RECORDS PROVIDED ::
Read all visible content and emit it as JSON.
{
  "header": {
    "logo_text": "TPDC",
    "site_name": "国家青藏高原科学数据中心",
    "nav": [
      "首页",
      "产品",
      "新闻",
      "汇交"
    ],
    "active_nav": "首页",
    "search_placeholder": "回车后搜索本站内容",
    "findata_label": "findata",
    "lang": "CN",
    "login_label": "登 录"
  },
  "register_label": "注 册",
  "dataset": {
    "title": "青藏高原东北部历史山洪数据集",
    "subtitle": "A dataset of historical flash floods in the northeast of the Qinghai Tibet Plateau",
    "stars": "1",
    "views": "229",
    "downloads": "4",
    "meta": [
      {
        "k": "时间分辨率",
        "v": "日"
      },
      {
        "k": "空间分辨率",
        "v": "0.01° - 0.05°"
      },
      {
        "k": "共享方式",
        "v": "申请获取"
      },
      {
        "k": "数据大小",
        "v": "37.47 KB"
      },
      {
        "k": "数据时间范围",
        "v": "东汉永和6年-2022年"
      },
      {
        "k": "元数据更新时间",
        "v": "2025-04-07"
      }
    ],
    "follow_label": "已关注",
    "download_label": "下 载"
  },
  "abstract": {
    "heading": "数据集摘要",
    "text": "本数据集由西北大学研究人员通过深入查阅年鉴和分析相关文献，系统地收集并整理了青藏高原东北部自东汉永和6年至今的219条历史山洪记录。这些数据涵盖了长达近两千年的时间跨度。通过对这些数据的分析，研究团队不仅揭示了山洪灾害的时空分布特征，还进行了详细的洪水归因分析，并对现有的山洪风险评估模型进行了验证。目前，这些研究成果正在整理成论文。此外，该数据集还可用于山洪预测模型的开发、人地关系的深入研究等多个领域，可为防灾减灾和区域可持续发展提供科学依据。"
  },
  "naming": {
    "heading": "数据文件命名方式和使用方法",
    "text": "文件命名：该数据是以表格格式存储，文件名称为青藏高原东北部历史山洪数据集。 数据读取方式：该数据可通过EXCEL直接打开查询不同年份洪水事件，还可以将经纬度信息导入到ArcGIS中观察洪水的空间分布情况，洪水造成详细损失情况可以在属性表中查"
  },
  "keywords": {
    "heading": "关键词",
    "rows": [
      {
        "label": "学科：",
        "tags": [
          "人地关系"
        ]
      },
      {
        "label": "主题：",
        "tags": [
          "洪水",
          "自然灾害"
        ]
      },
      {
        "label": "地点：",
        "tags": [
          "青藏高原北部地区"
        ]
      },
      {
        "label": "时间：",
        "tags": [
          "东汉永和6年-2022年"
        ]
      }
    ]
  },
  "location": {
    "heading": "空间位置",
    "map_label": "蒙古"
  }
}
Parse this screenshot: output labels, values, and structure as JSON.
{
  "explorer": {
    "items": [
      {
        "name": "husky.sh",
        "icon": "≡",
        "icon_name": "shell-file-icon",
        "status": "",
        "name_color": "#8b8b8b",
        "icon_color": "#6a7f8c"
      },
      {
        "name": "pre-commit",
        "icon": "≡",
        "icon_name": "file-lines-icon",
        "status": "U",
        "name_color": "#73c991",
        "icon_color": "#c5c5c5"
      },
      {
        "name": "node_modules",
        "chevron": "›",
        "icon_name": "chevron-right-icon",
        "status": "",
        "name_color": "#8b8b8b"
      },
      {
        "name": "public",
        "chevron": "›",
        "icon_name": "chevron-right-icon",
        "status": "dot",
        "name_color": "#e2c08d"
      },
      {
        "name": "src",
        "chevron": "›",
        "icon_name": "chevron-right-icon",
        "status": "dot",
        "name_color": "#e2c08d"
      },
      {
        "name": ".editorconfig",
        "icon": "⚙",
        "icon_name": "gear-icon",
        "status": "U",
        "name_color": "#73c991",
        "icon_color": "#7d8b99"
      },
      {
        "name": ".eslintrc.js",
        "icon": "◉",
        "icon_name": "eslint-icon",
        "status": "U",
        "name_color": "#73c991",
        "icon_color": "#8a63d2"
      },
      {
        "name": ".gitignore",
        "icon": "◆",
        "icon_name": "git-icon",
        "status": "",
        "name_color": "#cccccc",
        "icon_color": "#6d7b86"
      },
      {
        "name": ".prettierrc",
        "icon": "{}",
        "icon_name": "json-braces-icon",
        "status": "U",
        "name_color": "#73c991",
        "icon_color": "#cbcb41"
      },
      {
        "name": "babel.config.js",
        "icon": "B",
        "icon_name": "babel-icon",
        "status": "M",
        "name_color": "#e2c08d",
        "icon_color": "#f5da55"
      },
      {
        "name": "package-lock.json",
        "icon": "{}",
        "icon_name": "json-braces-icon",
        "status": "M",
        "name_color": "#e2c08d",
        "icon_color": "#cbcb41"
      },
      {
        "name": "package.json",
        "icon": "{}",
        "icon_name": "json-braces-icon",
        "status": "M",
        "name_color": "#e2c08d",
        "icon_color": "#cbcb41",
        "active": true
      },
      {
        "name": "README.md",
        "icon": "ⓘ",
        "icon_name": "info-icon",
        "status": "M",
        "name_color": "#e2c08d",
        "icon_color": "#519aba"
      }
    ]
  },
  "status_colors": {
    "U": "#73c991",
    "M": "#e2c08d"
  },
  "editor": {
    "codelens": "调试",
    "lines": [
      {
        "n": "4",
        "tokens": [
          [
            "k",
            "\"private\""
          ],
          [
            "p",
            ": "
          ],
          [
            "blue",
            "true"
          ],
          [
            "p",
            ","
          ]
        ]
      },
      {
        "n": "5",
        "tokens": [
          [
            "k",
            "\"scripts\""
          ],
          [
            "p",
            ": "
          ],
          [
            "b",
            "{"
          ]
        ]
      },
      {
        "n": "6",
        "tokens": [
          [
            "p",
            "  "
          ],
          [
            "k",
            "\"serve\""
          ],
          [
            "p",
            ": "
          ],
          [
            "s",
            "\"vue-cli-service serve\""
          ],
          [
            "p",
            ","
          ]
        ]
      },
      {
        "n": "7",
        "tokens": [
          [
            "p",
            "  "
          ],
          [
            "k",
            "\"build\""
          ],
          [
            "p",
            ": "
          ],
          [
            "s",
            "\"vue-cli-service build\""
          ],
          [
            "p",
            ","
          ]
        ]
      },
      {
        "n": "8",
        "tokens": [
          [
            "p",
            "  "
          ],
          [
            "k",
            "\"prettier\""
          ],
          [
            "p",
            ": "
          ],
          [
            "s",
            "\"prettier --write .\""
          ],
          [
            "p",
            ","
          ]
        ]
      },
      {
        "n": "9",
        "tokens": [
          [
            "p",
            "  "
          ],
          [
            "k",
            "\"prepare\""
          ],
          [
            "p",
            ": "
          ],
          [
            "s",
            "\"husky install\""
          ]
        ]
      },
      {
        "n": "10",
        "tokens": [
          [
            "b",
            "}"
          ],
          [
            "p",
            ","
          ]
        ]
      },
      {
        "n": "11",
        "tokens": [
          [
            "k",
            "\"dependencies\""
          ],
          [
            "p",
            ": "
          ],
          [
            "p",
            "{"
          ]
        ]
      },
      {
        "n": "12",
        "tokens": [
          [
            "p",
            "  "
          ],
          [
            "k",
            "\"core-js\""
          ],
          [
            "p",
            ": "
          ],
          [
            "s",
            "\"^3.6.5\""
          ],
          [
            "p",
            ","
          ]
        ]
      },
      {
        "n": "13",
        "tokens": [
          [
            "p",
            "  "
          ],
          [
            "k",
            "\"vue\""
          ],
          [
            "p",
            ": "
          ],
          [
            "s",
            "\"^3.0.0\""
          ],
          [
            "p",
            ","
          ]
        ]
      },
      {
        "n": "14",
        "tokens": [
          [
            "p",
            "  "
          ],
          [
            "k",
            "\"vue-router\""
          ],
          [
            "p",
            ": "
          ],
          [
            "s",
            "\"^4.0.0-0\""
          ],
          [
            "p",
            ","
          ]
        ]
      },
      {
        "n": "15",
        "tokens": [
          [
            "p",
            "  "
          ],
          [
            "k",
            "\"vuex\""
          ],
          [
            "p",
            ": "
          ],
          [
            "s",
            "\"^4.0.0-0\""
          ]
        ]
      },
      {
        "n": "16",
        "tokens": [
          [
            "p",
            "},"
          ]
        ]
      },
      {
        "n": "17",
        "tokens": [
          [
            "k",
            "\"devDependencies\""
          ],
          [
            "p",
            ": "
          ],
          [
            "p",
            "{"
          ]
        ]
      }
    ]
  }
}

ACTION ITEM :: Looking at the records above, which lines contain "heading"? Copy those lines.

ANSWER BOX ::
    "heading": "数据集摘要",
    "heading": "数据文件命名方式和使用方法",
    "heading": "关键词",
    "heading": "空间位置",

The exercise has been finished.